App and web page records:
##############################

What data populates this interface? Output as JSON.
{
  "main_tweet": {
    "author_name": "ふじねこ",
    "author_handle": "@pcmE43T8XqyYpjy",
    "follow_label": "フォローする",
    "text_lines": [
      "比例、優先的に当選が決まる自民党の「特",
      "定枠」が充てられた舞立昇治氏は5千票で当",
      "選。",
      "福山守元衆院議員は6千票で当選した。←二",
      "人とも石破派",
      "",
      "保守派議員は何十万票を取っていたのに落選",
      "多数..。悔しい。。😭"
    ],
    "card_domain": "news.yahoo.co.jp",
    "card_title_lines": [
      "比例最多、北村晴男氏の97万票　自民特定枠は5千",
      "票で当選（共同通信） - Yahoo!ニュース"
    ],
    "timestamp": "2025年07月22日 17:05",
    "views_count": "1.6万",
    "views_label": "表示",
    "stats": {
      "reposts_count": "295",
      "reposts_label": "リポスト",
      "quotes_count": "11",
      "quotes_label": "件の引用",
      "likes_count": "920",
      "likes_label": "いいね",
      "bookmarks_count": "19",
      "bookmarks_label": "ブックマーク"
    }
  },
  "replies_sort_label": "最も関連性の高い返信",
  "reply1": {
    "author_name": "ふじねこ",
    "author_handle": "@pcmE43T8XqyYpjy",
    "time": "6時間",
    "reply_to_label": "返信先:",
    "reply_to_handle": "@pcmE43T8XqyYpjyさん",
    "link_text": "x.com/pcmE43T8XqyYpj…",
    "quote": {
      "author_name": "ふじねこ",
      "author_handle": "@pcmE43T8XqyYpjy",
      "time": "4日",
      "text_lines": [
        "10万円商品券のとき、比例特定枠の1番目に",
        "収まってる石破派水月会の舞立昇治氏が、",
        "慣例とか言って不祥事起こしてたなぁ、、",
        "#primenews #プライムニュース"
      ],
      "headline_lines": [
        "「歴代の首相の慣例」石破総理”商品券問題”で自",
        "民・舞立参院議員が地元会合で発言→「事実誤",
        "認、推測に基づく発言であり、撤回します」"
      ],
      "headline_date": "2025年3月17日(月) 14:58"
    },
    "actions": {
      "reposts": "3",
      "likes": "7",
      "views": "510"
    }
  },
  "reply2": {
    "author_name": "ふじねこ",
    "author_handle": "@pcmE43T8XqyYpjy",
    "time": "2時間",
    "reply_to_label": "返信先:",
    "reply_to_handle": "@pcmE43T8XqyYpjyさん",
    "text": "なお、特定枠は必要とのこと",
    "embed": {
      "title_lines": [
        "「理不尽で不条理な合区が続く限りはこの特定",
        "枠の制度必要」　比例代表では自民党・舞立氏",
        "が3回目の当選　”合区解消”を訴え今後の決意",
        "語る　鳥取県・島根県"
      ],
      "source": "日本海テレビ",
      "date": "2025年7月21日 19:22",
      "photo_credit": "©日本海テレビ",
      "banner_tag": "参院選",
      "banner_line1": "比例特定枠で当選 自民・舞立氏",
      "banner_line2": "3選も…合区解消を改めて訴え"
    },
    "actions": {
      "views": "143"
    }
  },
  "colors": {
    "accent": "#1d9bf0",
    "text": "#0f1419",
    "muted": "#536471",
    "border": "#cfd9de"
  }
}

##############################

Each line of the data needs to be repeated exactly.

What data populates this interface? Output as JSON.
{
  "main_tweet": {
    "author_name": "ふじねこ",
    "author_handle": "@pcmE43T8XqyYpjy",
    "follow_label": "フォローする",
    "text_lines": [
      "比例、優先的に当選が決まる自民党の「特",
      "定枠」が充てられた舞立昇治氏は5千票で当",
      "選。",
      "福山守元衆院議員は6千票で当選した。←二",
      "人とも石破派",
      "",
      "保守派議員は何十万票を取っていたのに落選",
      "多数..。悔しい。。😭"
    ],
    "card_domain": "news.yahoo.co.jp",
    "card_title_lines": [
      "比例最多、北村晴男氏の97万票　自民特定枠は5千",
      "票で当選（共同通信） - Yahoo!ニュース"
    ],
    "timestamp": "2025年07月22日 17:05",
    "views_count": "1.6万",
    "views_label": "表示",
    "stats": {
      "reposts_count": "295",
      "reposts_label": "リポスト",
      "quotes_count": "11",
      "quotes_label": "件の引用",
      "likes_count": "920",
      "likes_label": "いいね",
      "bookmarks_count": "19",
      "bookmarks_label": "ブックマーク"
    }
  },
  "replies_sort_label": "最も関連性の高い返信",
  "reply1": {
    "author_name": "ふじねこ",
    "author_handle": "@pcmE43T8XqyYpjy",
    "time": "6時間",
    "reply_to_label": "返信先:",
    "reply_to_handle": "@pcmE43T8XqyYpjyさん",
    "link_text": "x.com/pcmE43T8XqyYpj…",
    "quote": {
      "author_name": "ふじねこ",
      "author_handle": "@pcmE43T8XqyYpjy",
      "time": "4日",
      "text_lines": [
        "10万円商品券のとき、比例特定枠の1番目に",
        "収まってる石破派水月会の舞立昇治氏が、",
        "慣例とか言って不祥事起こしてたなぁ、、",
        "#primenews #プライムニュース"
      ],
      "headline_lines": [
        "「歴代の首相の慣例」石破総理”商品券問題”で自",
        "民・舞立参院議員が地元会合で発言→「事実誤",
        "認、推測に基づく発言であり、撤回します」"
      ],
      "headline_date": "2025年3月17日(月) 14:58"
    },
    "actions": {
      "reposts": "3",
      "likes": "7",
      "views": "510"
    }
  },
  "reply2": {
    "author_name": "ふじねこ",
    "author_handle": "@pcmE43T8XqyYpjy",
    "time": "2時間",
    "reply_to_label": "返信先:",
    "reply_to_handle": "@pcmE43T8XqyYpjyさん",
    "text": "なお、特定枠は必要とのこと",
    "embed": {
      "title_lines": [
        "「理不尽で不条理な合区が続く限りはこの特定",
        "枠の制度必要」　比例代表では自民党・舞立氏",
        "が3回目の当選　”合区解消”を訴え今後の決意",
        "語る　鳥取県・島根県"
      ],
      "source": "日本海テレビ",
      "date": "2025年7月21日 19:22",
      "photo_credit": "©日本海テレビ",
      "banner_tag": "参院選",
      "banner_line1": "比例特定枠で当選 自民・舞立氏",
      "banner_line2": "3選も…合区解消を改めて訴え"
    },
    "actions": {
      "views": "143"
    }
  },
  "colors": {
    "accent": "#1d9bf0",
    "text": "#0f1419",
    "muted": "#536471",
    "border": "#cfd9de"
  }
}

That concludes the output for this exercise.